* _Task prompt_
Within the listing below, how many lines hold "JSON"? Reply with that number and no other text.

+ + + + + + +

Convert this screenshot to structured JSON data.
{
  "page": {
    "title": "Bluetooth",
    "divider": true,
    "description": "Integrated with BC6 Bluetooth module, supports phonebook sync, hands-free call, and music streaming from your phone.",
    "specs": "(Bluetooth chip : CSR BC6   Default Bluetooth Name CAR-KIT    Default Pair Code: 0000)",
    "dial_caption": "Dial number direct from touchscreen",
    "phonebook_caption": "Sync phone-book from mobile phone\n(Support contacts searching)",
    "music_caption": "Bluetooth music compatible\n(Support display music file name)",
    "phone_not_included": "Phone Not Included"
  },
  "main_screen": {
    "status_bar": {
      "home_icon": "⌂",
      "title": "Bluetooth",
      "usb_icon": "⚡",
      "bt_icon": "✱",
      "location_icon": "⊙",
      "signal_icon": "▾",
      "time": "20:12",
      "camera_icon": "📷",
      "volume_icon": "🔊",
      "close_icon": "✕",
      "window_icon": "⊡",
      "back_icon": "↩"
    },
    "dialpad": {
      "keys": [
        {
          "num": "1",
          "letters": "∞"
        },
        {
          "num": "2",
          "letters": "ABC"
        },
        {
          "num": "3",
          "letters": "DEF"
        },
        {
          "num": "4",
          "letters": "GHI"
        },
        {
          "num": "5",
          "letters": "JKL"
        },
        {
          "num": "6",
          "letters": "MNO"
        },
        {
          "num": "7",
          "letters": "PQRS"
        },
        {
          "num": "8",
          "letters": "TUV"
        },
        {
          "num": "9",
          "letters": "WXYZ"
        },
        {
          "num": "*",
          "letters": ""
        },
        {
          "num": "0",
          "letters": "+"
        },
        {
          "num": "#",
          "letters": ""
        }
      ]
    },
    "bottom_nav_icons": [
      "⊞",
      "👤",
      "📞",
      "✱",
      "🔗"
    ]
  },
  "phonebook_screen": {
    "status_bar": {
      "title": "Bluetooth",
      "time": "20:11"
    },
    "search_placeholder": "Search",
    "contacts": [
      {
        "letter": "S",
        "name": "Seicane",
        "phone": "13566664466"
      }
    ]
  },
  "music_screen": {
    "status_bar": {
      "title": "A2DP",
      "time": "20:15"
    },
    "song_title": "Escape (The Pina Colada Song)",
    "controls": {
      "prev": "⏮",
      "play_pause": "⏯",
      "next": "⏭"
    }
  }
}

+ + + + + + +

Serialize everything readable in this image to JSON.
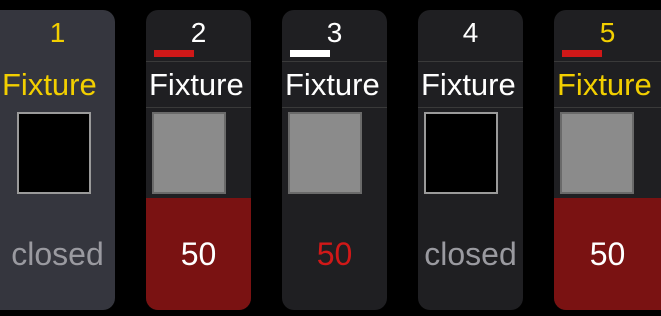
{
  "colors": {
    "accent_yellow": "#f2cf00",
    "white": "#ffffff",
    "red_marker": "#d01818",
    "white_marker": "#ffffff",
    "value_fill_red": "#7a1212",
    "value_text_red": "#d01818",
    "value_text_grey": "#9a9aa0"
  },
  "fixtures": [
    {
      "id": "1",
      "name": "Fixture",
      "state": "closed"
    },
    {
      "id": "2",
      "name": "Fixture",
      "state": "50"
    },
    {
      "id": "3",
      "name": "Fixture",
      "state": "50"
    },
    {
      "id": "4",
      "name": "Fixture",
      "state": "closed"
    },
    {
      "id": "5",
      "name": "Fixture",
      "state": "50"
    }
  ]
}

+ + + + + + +

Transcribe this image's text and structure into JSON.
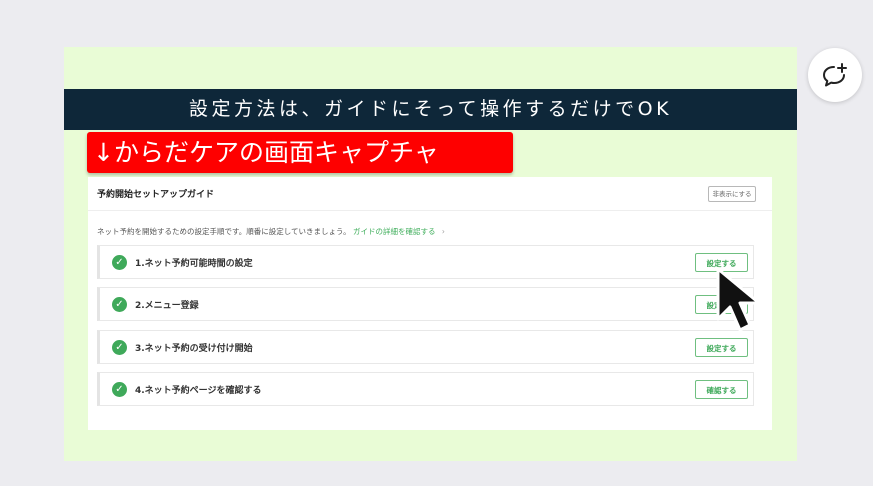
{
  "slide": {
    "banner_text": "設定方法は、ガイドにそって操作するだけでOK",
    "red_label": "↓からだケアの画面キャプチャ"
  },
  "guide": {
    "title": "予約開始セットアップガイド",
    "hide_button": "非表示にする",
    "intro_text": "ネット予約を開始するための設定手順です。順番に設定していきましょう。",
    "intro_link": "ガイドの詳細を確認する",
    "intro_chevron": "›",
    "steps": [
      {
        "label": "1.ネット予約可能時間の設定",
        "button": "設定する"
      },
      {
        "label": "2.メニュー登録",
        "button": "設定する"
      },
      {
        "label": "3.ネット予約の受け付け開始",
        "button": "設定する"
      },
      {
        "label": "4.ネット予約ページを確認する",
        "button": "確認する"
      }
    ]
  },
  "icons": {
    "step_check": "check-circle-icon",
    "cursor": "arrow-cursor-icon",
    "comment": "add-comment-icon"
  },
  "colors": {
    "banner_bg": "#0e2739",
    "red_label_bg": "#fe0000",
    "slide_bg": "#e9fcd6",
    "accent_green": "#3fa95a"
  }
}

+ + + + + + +

* _Problem solution_
3